_WORK INSTRUCTIONS_
The lines of the records that include "gerenciadas" should all be copied.

_GIVEN ENTRIES_
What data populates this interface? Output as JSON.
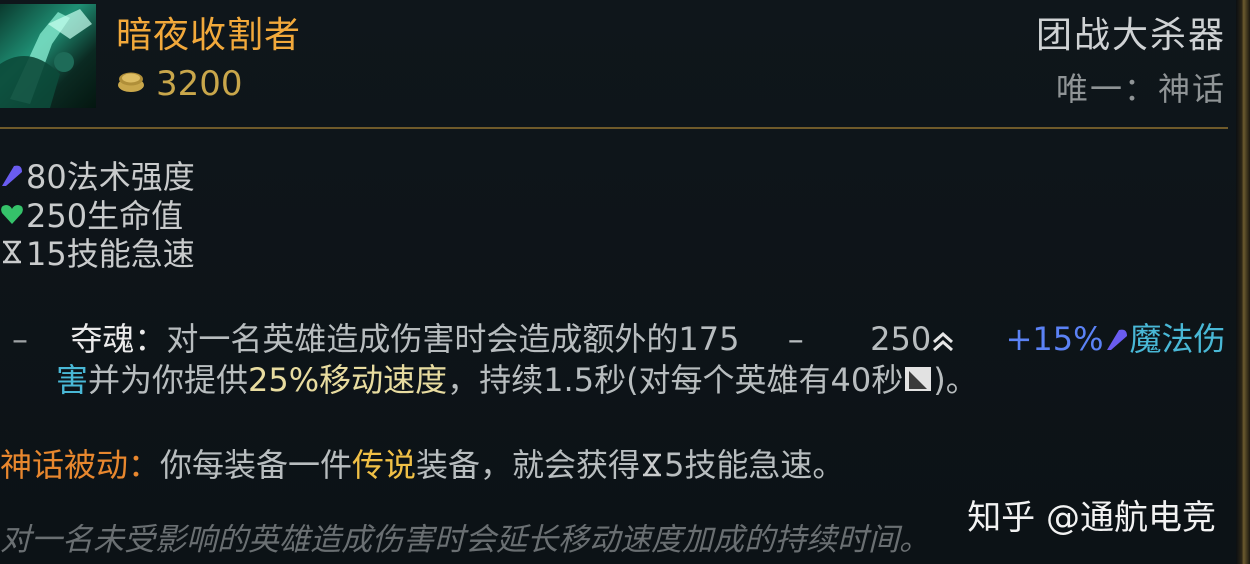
{
  "item": {
    "name": "暗夜收割者",
    "gold": "3200",
    "category": "团战大杀器",
    "unique": "唯一：神话"
  },
  "stats": [
    {
      "icon": "ability-power-icon",
      "value": "80法术强度"
    },
    {
      "icon": "health-icon",
      "value": "250生命值"
    },
    {
      "icon": "ability-haste-icon",
      "value": "15技能急速"
    }
  ],
  "passive1": {
    "dash": "–",
    "name": "夺魂：",
    "text1": "对一名英雄造成伤害时会造成额外的175",
    "dash2": "–",
    "num": "250",
    "ratio": "+15%",
    "damage_type_1": "魔法伤",
    "damage_type_2": "害",
    "text2": "并为你提供",
    "speed": "25%移动速度",
    "text3": "，持续1.5秒(对每个英雄有40秒",
    "text4": ")。"
  },
  "mythic": {
    "label": "神话被动：",
    "text1": "你每装备一件",
    "legendary": "传说",
    "text2": "装备，就会获得",
    "text3": "5技能急速。"
  },
  "flavor": "对一名未受影响的英雄造成伤害时会延长移动速度加成的持续时间。",
  "watermark": "知乎 @通航电竞",
  "colors": {
    "title": "#f2a93b",
    "gold": "#c9a74b",
    "ability_power": "#5b82f5",
    "magic_damage": "#49b8d6",
    "mythic_label": "#e8872e",
    "divider": "#6f5a2a"
  }
}
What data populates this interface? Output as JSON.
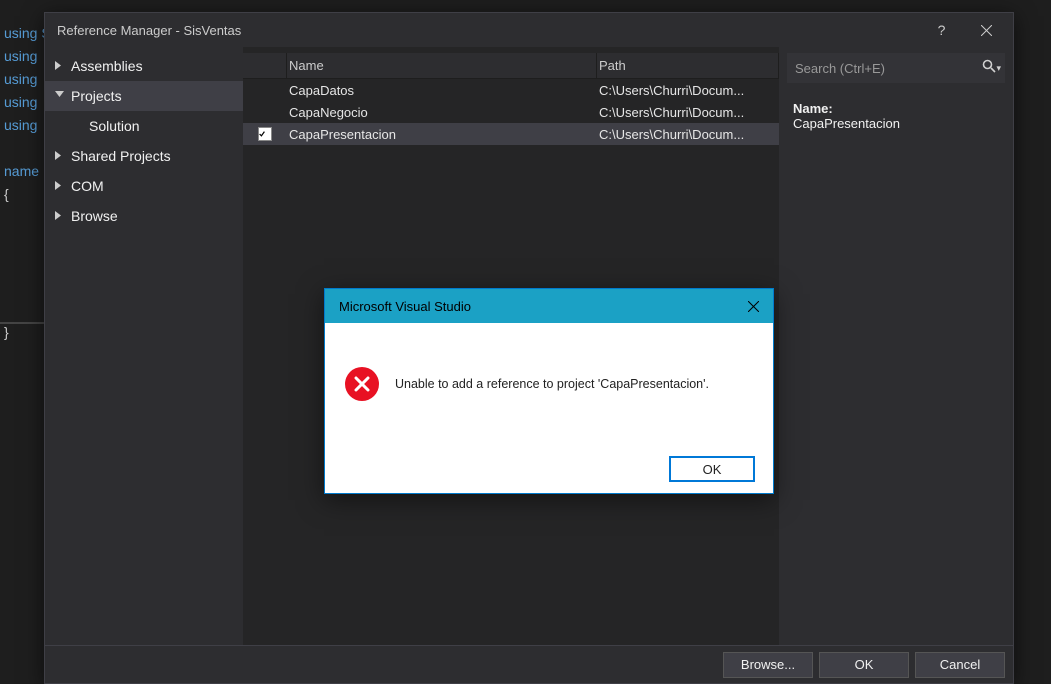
{
  "editor": {
    "lines": [
      "using System;",
      "using",
      "using",
      "using",
      "using",
      "",
      "name",
      "{",
      "",
      "",
      "",
      "",
      "",
      "}"
    ]
  },
  "refman": {
    "title": "Reference Manager - SisVentas",
    "sidebar": {
      "items": [
        {
          "label": "Assemblies",
          "expanded": false
        },
        {
          "label": "Projects",
          "expanded": true,
          "selected": true,
          "sub": [
            {
              "label": "Solution"
            }
          ]
        },
        {
          "label": "Shared Projects",
          "expanded": false
        },
        {
          "label": "COM",
          "expanded": false
        },
        {
          "label": "Browse",
          "expanded": false
        }
      ]
    },
    "search": {
      "placeholder": "Search (Ctrl+E)"
    },
    "list": {
      "headers": {
        "name": "Name",
        "path": "Path"
      },
      "rows": [
        {
          "checked": false,
          "name": "CapaDatos",
          "path": "C:\\Users\\Churri\\Docum..."
        },
        {
          "checked": false,
          "name": "CapaNegocio",
          "path": "C:\\Users\\Churri\\Docum..."
        },
        {
          "checked": true,
          "selected": true,
          "name": "CapaPresentacion",
          "path": "C:\\Users\\Churri\\Docum..."
        }
      ]
    },
    "info": {
      "name_label": "Name:",
      "name_value": "CapaPresentacion"
    },
    "footer": {
      "browse": "Browse...",
      "ok": "OK",
      "cancel": "Cancel"
    }
  },
  "errdlg": {
    "title": "Microsoft Visual Studio",
    "message": "Unable to add a reference to project 'CapaPresentacion'.",
    "ok": "OK"
  }
}
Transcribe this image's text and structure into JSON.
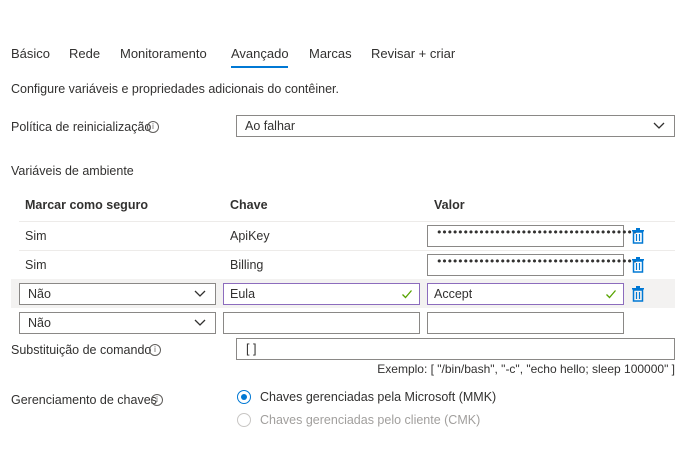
{
  "tabs": [
    {
      "label": "Básico"
    },
    {
      "label": "Rede"
    },
    {
      "label": "Monitoramento"
    },
    {
      "label": "Avançado"
    },
    {
      "label": "Marcas"
    },
    {
      "label": "Revisar + criar"
    }
  ],
  "active_tab": "Avançado",
  "description": "Configure variáveis e propriedades adicionais do contêiner.",
  "restart_policy": {
    "label": "Política de reinicialização",
    "value": "Ao falhar"
  },
  "env_vars": {
    "section_label": "Variáveis de ambiente",
    "headers": {
      "secure": "Marcar como seguro",
      "key": "Chave",
      "value": "Valor"
    },
    "rows": [
      {
        "secure": "Sim",
        "key": "ApiKey",
        "value": "••••••••••••••••••••••••••••••••••••••"
      },
      {
        "secure": "Sim",
        "key": "Billing",
        "value": "••••••••••••••••••••••••••••••••••••••"
      },
      {
        "secure": "Não",
        "key": "Eula",
        "value": "Accept"
      },
      {
        "secure": "Não",
        "key": "",
        "value": ""
      }
    ]
  },
  "command_override": {
    "label": "Substituição de comando",
    "value": "[ ]",
    "hint": "Exemplo: [ \"/bin/bash\", \"-c\", \"echo hello; sleep 100000\" ]"
  },
  "key_management": {
    "label": "Gerenciamento de chaves",
    "options": [
      {
        "label": "Chaves gerenciadas pela Microsoft (MMK)",
        "selected": true,
        "disabled": false
      },
      {
        "label": "Chaves gerenciadas pelo cliente (CMK)",
        "selected": false,
        "disabled": true
      }
    ]
  },
  "colors": {
    "accent": "#0078d4",
    "valid_border": "#8c6cbd",
    "check": "#57a300",
    "trash": "#0078d4"
  }
}
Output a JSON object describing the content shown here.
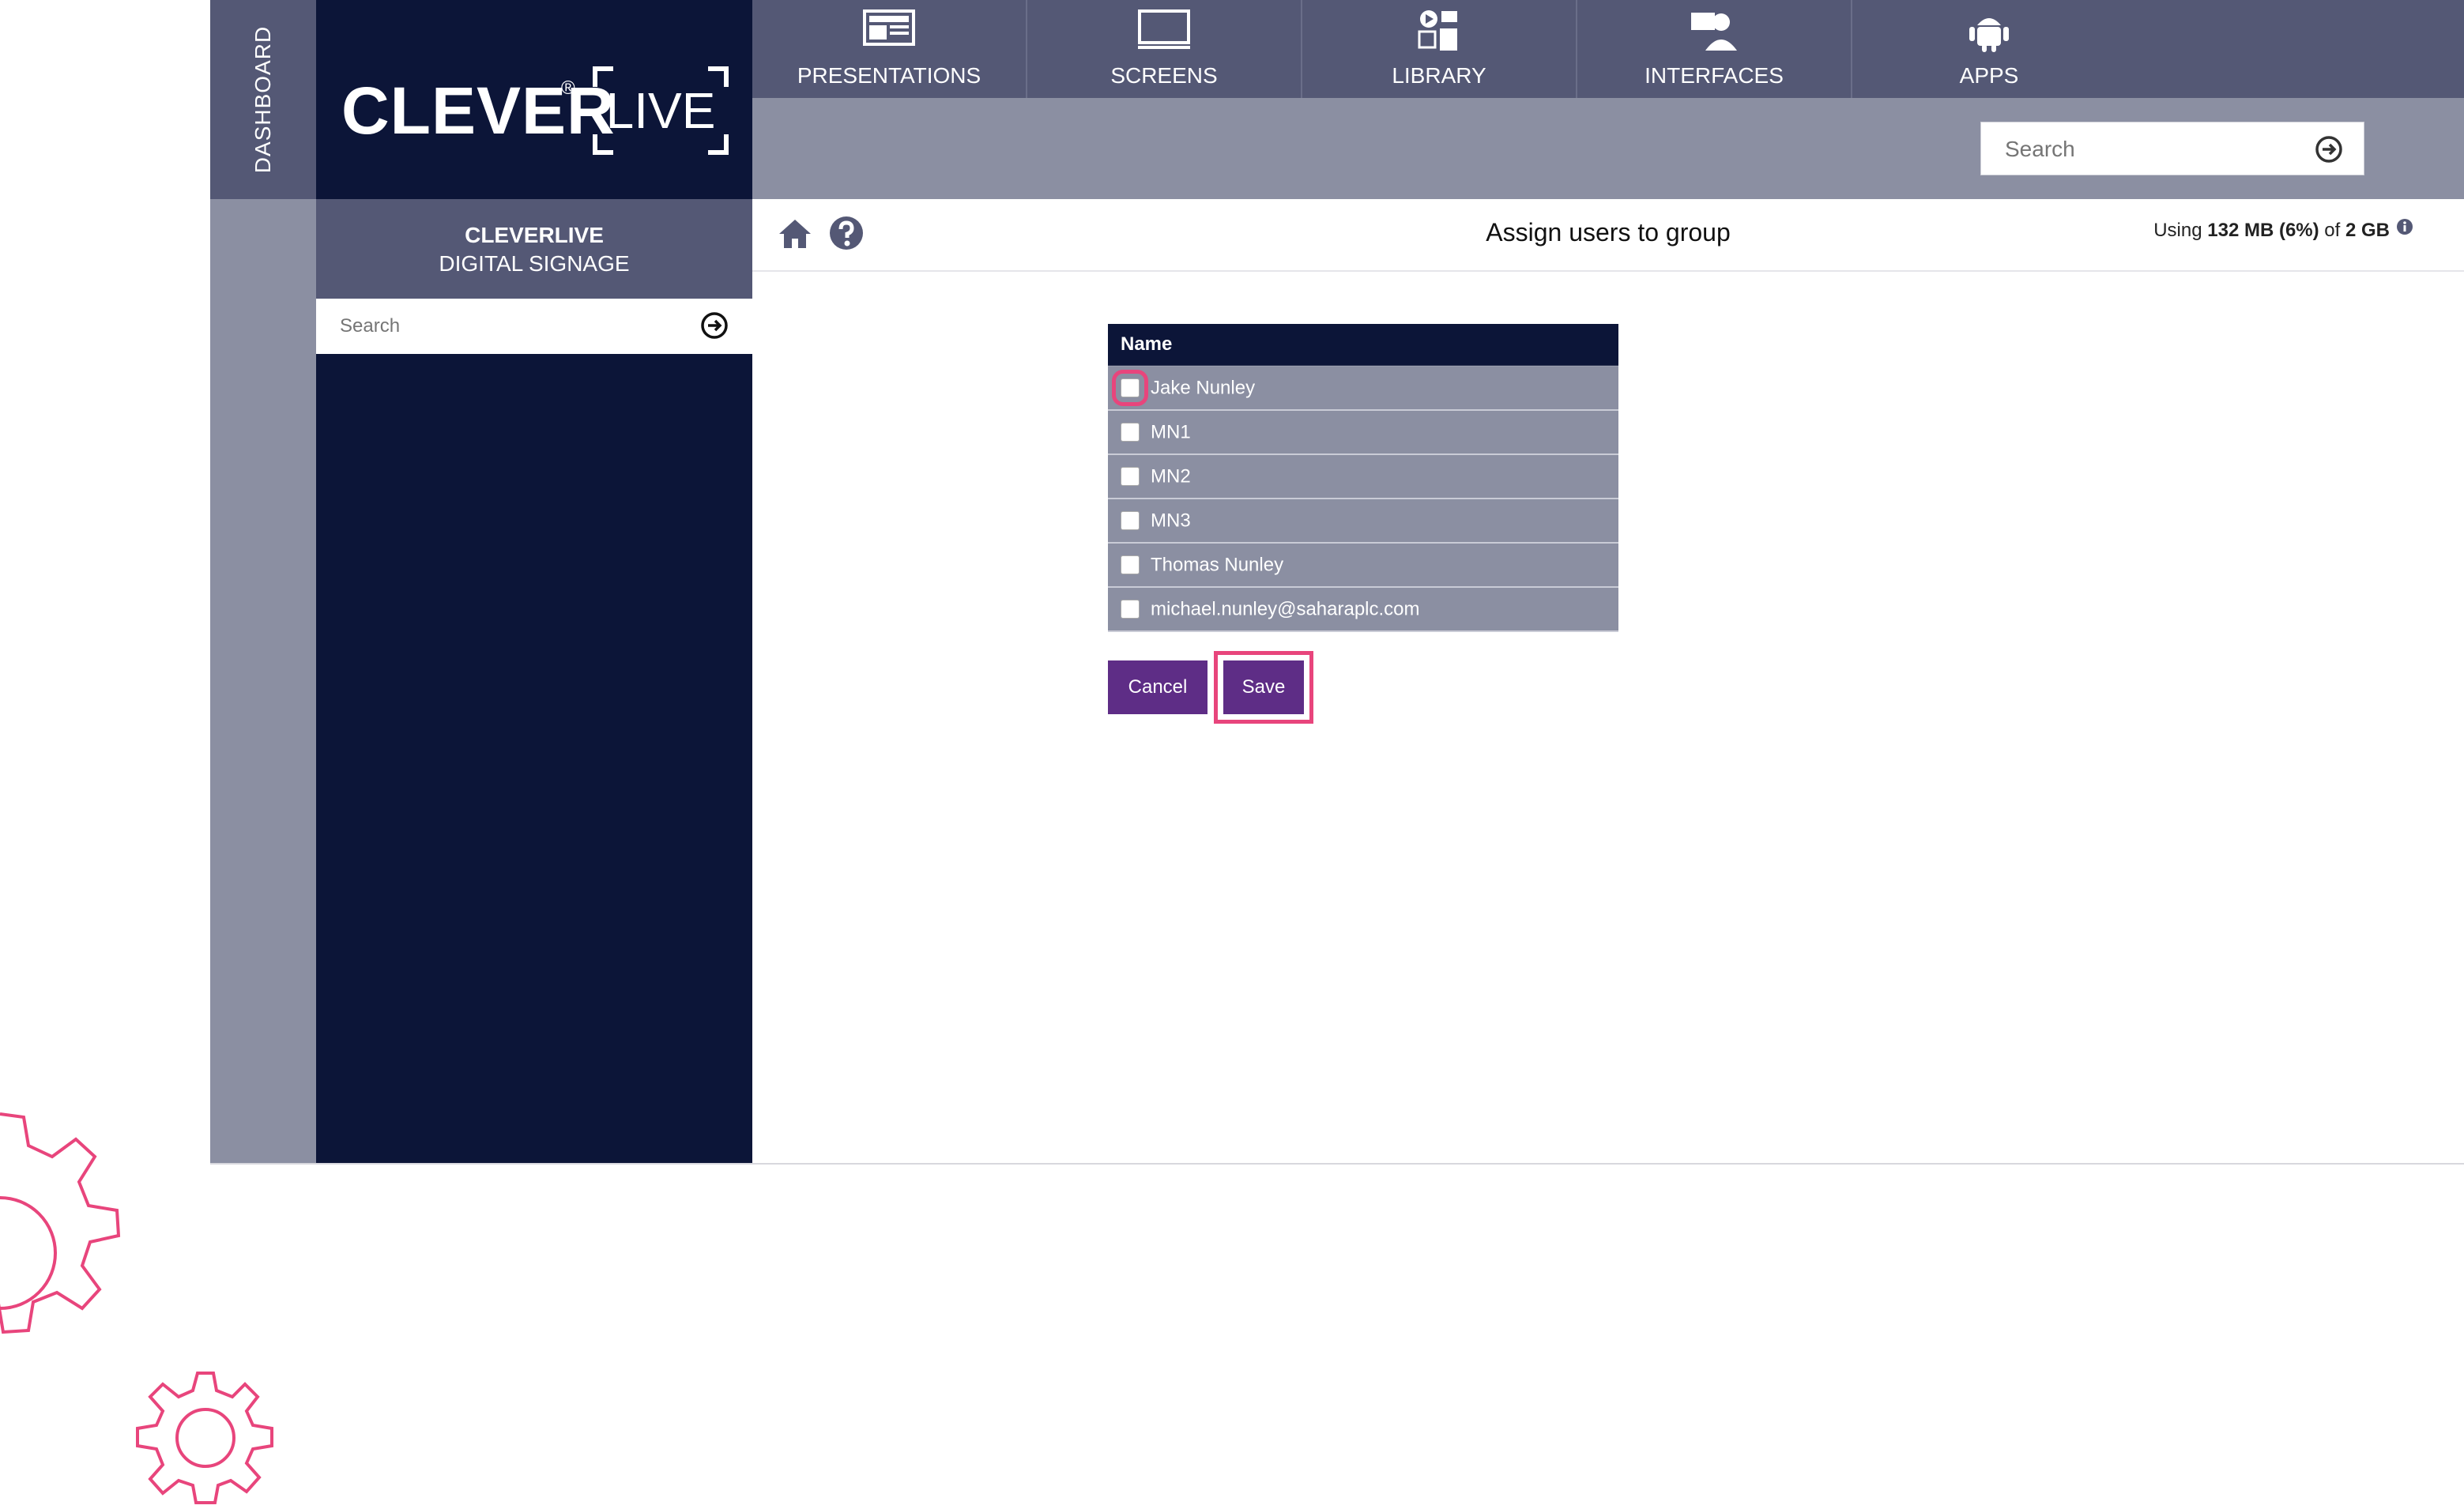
{
  "sidebar_rail": {
    "label": "DASHBOARD"
  },
  "logo": {
    "brand": "CLEVER",
    "registered": "®",
    "live": "LIVE"
  },
  "nav": [
    {
      "label": "PRESENTATIONS",
      "icon": "presentation-icon"
    },
    {
      "label": "SCREENS",
      "icon": "monitor-icon"
    },
    {
      "label": "LIBRARY",
      "icon": "media-library-icon"
    },
    {
      "label": "INTERFACES",
      "icon": "user-screen-icon"
    },
    {
      "label": "APPS",
      "icon": "android-icon"
    }
  ],
  "top_search": {
    "placeholder": "Search"
  },
  "side": {
    "title": "CLEVERLIVE",
    "subtitle": "DIGITAL SIGNAGE",
    "search_placeholder": "Search"
  },
  "content": {
    "title": "Assign users to group",
    "storage": {
      "prefix": "Using",
      "used": "132 MB (6%)",
      "of": "of",
      "total": "2 GB"
    }
  },
  "table": {
    "header": "Name",
    "rows": [
      {
        "name": "Jake Nunley",
        "checked": false
      },
      {
        "name": "MN1",
        "checked": false
      },
      {
        "name": "MN2",
        "checked": false
      },
      {
        "name": "MN3",
        "checked": false
      },
      {
        "name": "Thomas Nunley",
        "checked": false
      },
      {
        "name": "michael.nunley@saharaplc.com",
        "checked": false
      }
    ]
  },
  "buttons": {
    "cancel": "Cancel",
    "save": "Save"
  },
  "colors": {
    "navy": "#0c1538",
    "slate": "#545875",
    "grey": "#8b8fa2",
    "purple": "#5e2d86",
    "highlight": "#e8457c"
  }
}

_OUTPUT BELOW_
        "label": "Chaves gerenciadas pela Microsoft (MMK)",
        "label": "Chaves gerenciadas pelo cliente (CMK)",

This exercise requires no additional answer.